One of the most recognizable forms of assisted reproductive technology (ART) is in vitro fertilization, where the egg is fertilized with sperm outside of the body, and the embryo later placed inside the woman’s uterus.
For women facing infertility or for those who want to have a child with a same-sex partner, ART can help them conceive, but one of the problems is the law hasn’t caught up with the technology.
Who is the “biological mother?” Who is the lawful parent? Who gets custody? These are the questions, especially for same-sex parents and single or unmarried parents facing paternity and custody disputes.
Attorneys for ART Custody Issues in Baltimore, Maryland
Because we’ve been representing people in Maryland since 1992, we have seen how courts have grappled with new technology like ART, which has been used more and more in the last couple decades. Today’s cases have no easy answers, but experience can make a difference.
More and more cases involving assisted reproductive technology concern who qualifies to be a parent to the child. It’s difficult because there are so many players: sperm donors, egg donors, gestational carriers, the biological mother/father, and the adoptive mother/father, among others.
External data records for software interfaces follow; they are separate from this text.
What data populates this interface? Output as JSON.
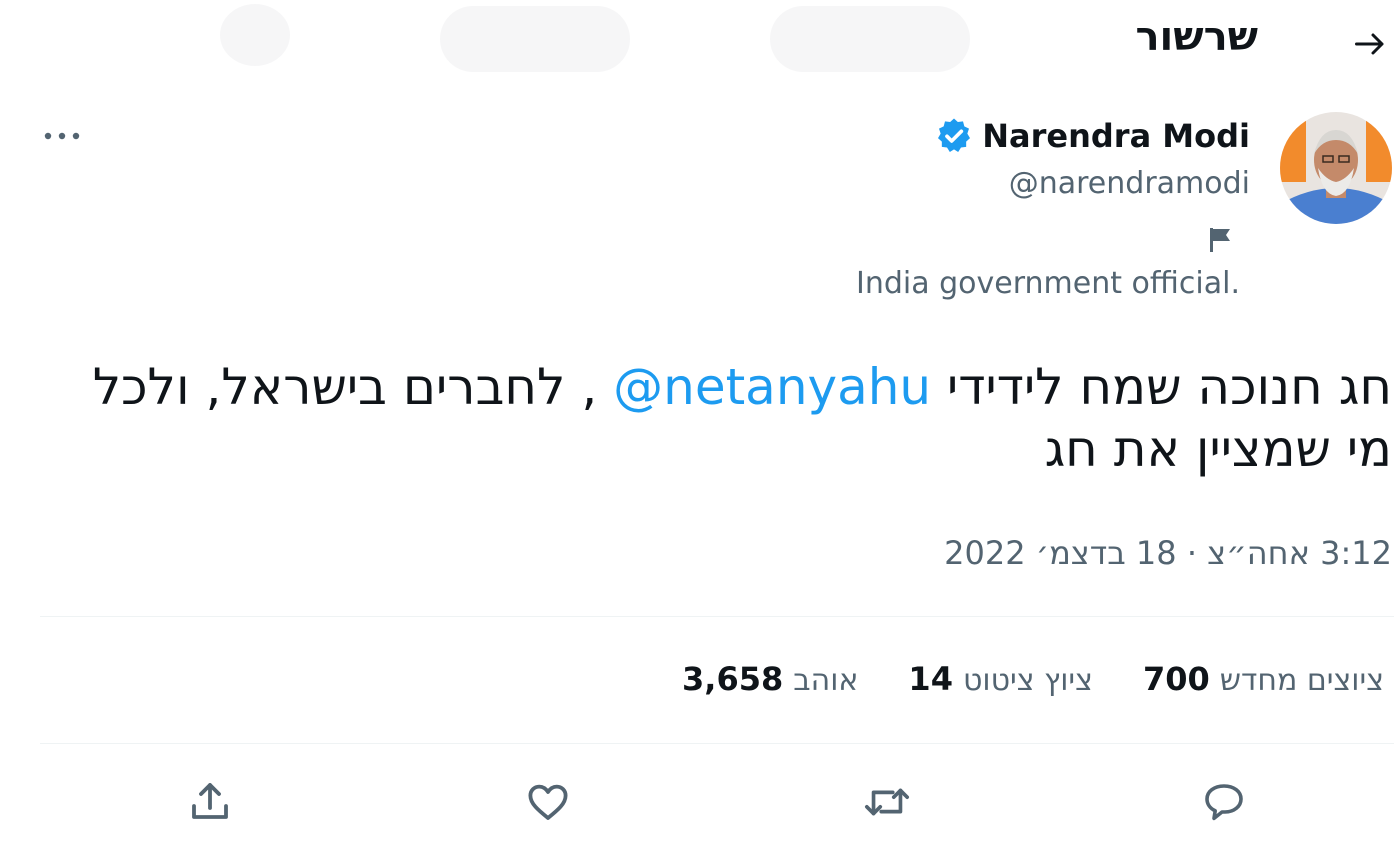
{
  "header": {
    "title": "שרשור"
  },
  "tweet": {
    "author_name": "Narendra Modi",
    "author_handle": "@narendramodi",
    "affiliation": "India government official.",
    "text_before_mention": "חג חנוכה שמח לידידי ",
    "mention": "@netanyahu",
    "text_after_mention": " , לחברים בישראל, ולכל מי שמציין את חג",
    "timestamp": "3:12 אחה״צ · 18 בדצמ׳ 2022"
  },
  "stats": {
    "retweets_count": "700",
    "retweets_label": "ציוצים מחדש",
    "quotes_count": "14",
    "quotes_label": "ציוץ ציטוט",
    "likes_count": "3,658",
    "likes_label": "אוהב"
  },
  "icons": {
    "back": "arrow-icon",
    "verified": "verified-badge-icon",
    "affiliation": "flag-icon",
    "more": "more-icon",
    "reply": "reply-icon",
    "retweet": "retweet-icon",
    "like": "heart-icon",
    "share": "share-icon"
  },
  "colors": {
    "accent": "#1d9bf0",
    "text": "#0f1419",
    "secondary_text": "#536471",
    "divider": "#eff3f4"
  }
}
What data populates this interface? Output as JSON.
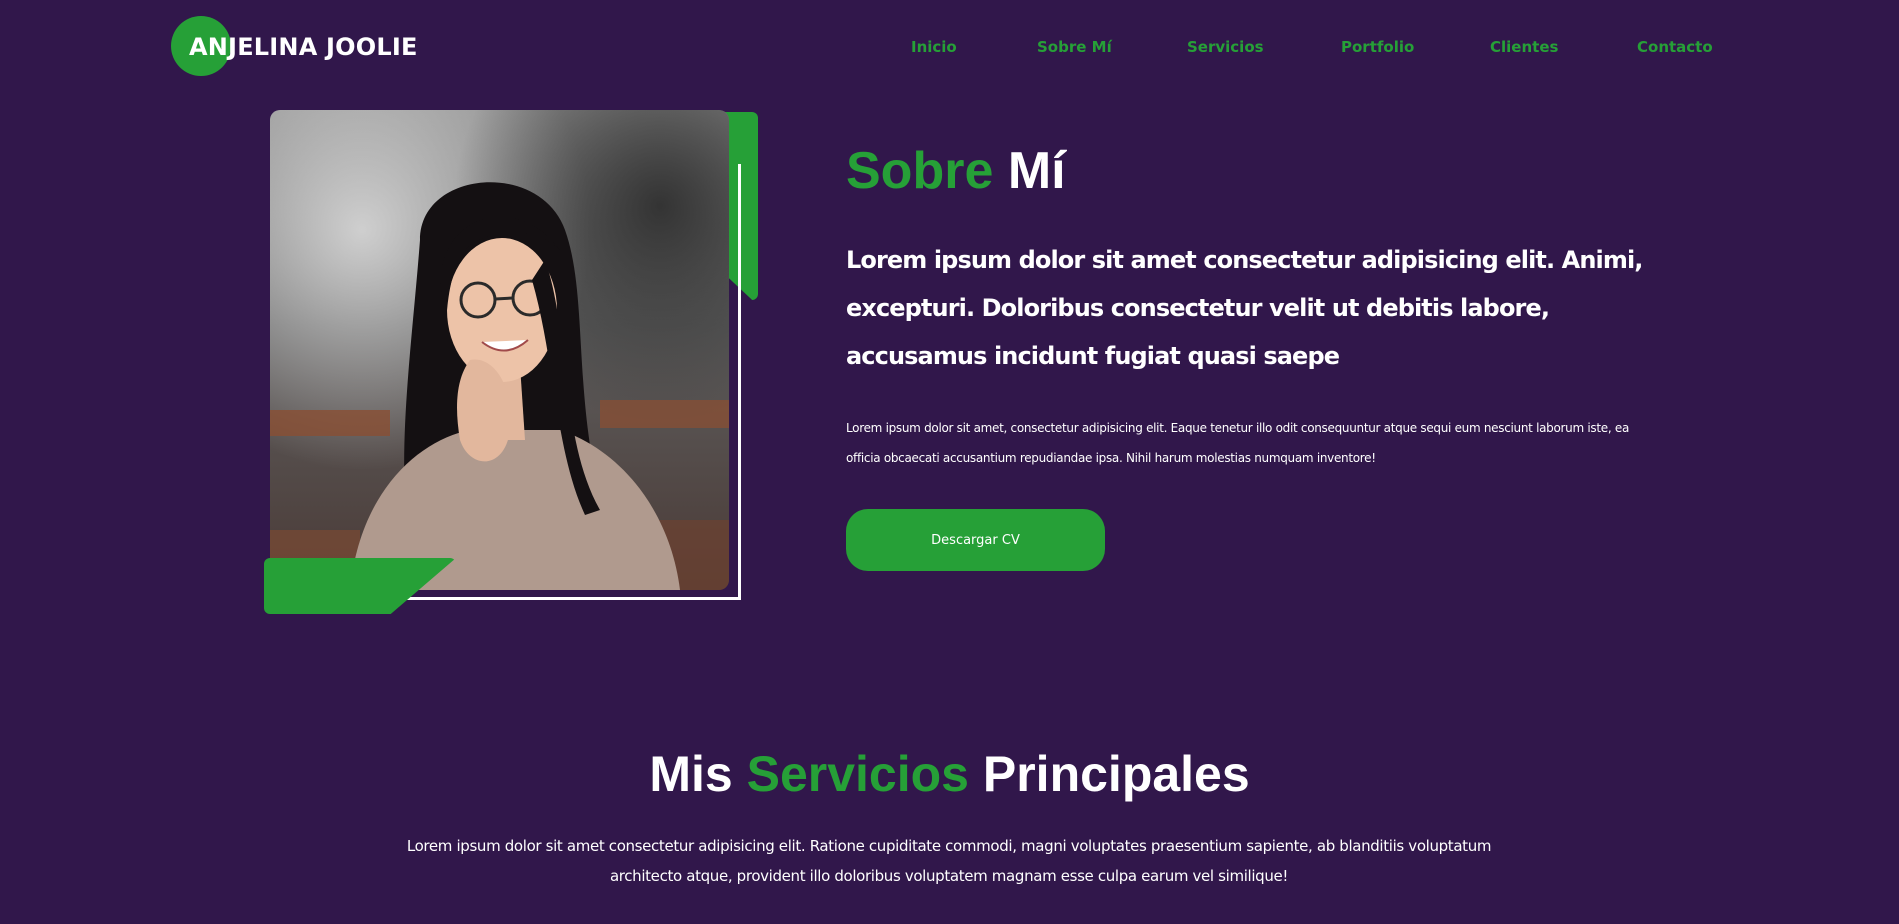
{
  "brand": {
    "name": "ANJELINA JOOLIE",
    "accent_color": "#26a037",
    "background_color": "#31174b"
  },
  "nav": {
    "items": [
      {
        "label": "Inicio"
      },
      {
        "label": "Sobre Mí"
      },
      {
        "label": "Servicios"
      },
      {
        "label": "Portfolio"
      },
      {
        "label": "Clientes"
      },
      {
        "label": "Contacto"
      }
    ]
  },
  "about": {
    "title_green": "Sobre",
    "title_white": "Mí",
    "lead": "Lorem ipsum dolor sit amet consectetur adipisicing elit. Animi, excepturi. Doloribus consectetur velit ut debitis labore, accusamus incidunt fugiat quasi saepe",
    "body": "Lorem ipsum dolor sit amet, consectetur adipisicing elit. Eaque tenetur illo odit consequuntur atque sequi eum nesciunt laborum iste, ea officia obcaecati accusantium repudiandae ipsa. Nihil harum molestias numquam inventore!",
    "cv_button_label": "Descargar CV"
  },
  "services": {
    "title_part1": "Mis",
    "title_part2": "Servicios",
    "title_part3": "Principales",
    "body": "Lorem ipsum dolor sit amet consectetur adipisicing elit. Ratione cupiditate commodi, magni voluptates praesentium sapiente, ab blanditiis voluptatum architecto atque, provident illo doloribus voluptatem magnam esse culpa earum vel similique!"
  }
}
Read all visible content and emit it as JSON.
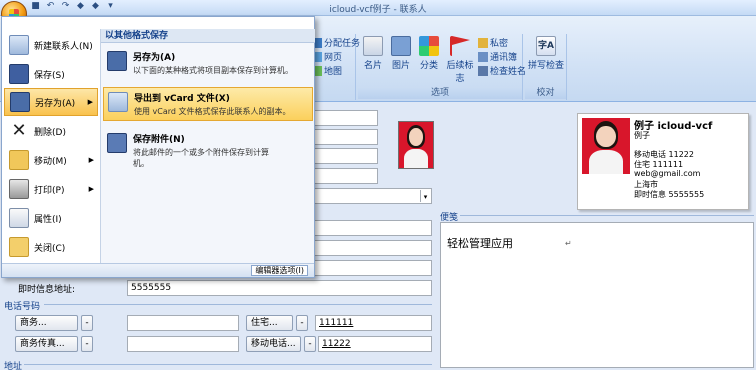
{
  "window": {
    "title": "icloud-vcf例子 - 联系人"
  },
  "qat": {
    "icons": [
      "save-icon",
      "undo-icon",
      "redo-icon",
      "up-icon",
      "down-icon",
      "customize-icon"
    ]
  },
  "ribbon": {
    "show_group": {
      "items": [
        "分配任务",
        "网页",
        "地图"
      ]
    },
    "options_group": {
      "label": "选项",
      "business_card": "名片",
      "picture": "图片",
      "categorize": "分类",
      "follow_up": "后续标志",
      "private": "私密",
      "address_book": "通讯簿",
      "check_names": "检查姓名"
    },
    "proofing_group": {
      "label": "校对",
      "spelling": "拼写检查"
    }
  },
  "menu": {
    "items": [
      {
        "label": "新建联系人(N)"
      },
      {
        "label": "保存(S)"
      },
      {
        "label": "另存为(A)"
      },
      {
        "label": "删除(D)"
      },
      {
        "label": "移动(M)"
      },
      {
        "label": "打印(P)"
      },
      {
        "label": "属性(I)"
      },
      {
        "label": "关闭(C)"
      }
    ],
    "submenu_title": "以其他格式保存",
    "submenu": [
      {
        "title": "另存为(A)",
        "desc": "以下面的某种格式将项目副本保存到计算机。"
      },
      {
        "title": "导出到 vCard 文件(X)",
        "desc": "使用 vCard 文件格式保存此联系人的副本。"
      },
      {
        "title": "保存附件(N)",
        "desc": "将此邮件的一个或多个附件保存到计算机。"
      }
    ],
    "editor_options": "编辑器选项(I)"
  },
  "form": {
    "im_label": "即时信息地址:",
    "im_value": "5555555",
    "phone_section": "电话号码",
    "address_section": "地址",
    "notes_label": "便笺",
    "phones": [
      {
        "type": "商务...",
        "value": ""
      },
      {
        "type": "住宅...",
        "value": "111111"
      },
      {
        "type": "商务传真...",
        "value": ""
      },
      {
        "type": "移动电话...",
        "value": "11222"
      }
    ],
    "notes_text": "轻松管理应用"
  },
  "card": {
    "name": "例子 icloud-vcf",
    "subname": "例子",
    "mobile": "移动电话 11222",
    "home": "住宅 111111",
    "email": "web@gmail.com",
    "city": "上海市",
    "im": "即时信息 5555555"
  }
}
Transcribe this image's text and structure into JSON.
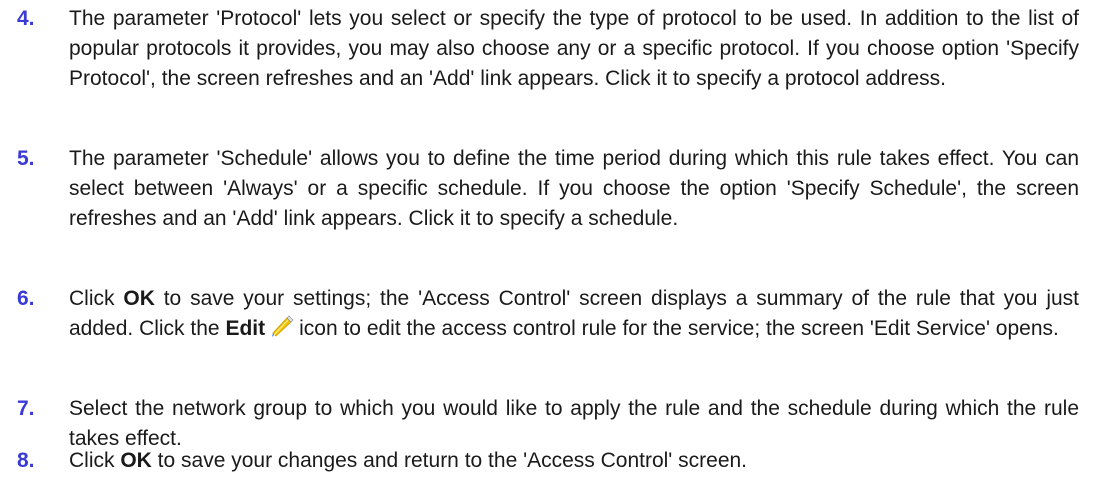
{
  "colors": {
    "step_number": "#3a3ad6",
    "text": "#1a1a1a",
    "pencil_body": "#f2c200",
    "pencil_tip": "#3b6fd6"
  },
  "steps": [
    {
      "number": "4.",
      "text": "The parameter 'Protocol' lets you select or specify the type of protocol to be used. In addition to the list of popular protocols it provides, you may also choose any or a specific protocol. If you choose option 'Specify Protocol', the screen refreshes and an 'Add' link appears. Click it to specify a protocol address."
    },
    {
      "number": "5.",
      "text": "The parameter 'Schedule' allows you to define the time period during which this rule takes effect. You can select between 'Always' or a specific schedule. If you choose the option 'Specify Schedule', the screen refreshes and an 'Add' link appears. Click it to specify a schedule."
    },
    {
      "number": "6.",
      "part1": "Click ",
      "bold1": "OK",
      "part2": " to save your settings; the 'Access Control' screen displays a summary of the rule that you just added. Click the ",
      "bold2": "Edit",
      "icon": "pencil-edit-icon",
      "part3": "icon to edit the access control rule for the service; the screen 'Edit Service' opens."
    },
    {
      "number": "7.",
      "text": "Select the network group to which you would like to apply the rule and the schedule during which the rule takes effect."
    },
    {
      "number": "8.",
      "part1": "Click ",
      "bold1": "OK",
      "part2": " to save your changes and return to the 'Access Control' screen."
    }
  ]
}
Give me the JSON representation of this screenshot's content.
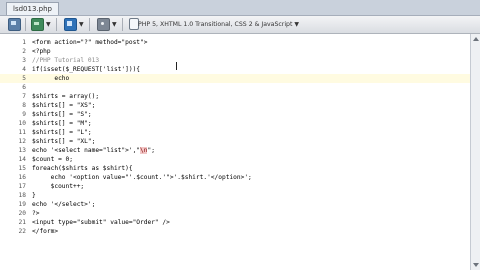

Here’s one example:
Same-sex partners use ART to have a child. The biological mother underwent the ART procedure, carried the baby to term, and went through labor, while the other became a co-parent through adoption. But the two have a falling out and separate. Ultimately, the court decides that the adoptive mother gets primary custody at the expense of the biological mother.
In a recent case that appeared in the headlines, this exact scenario happened.
Contact a Baltimore Divorce Attorney Today
Protect yourself and the relationship with your child by speaking with a lawyer at 443-709-9999 for a free case evaluation. You may also contact us online.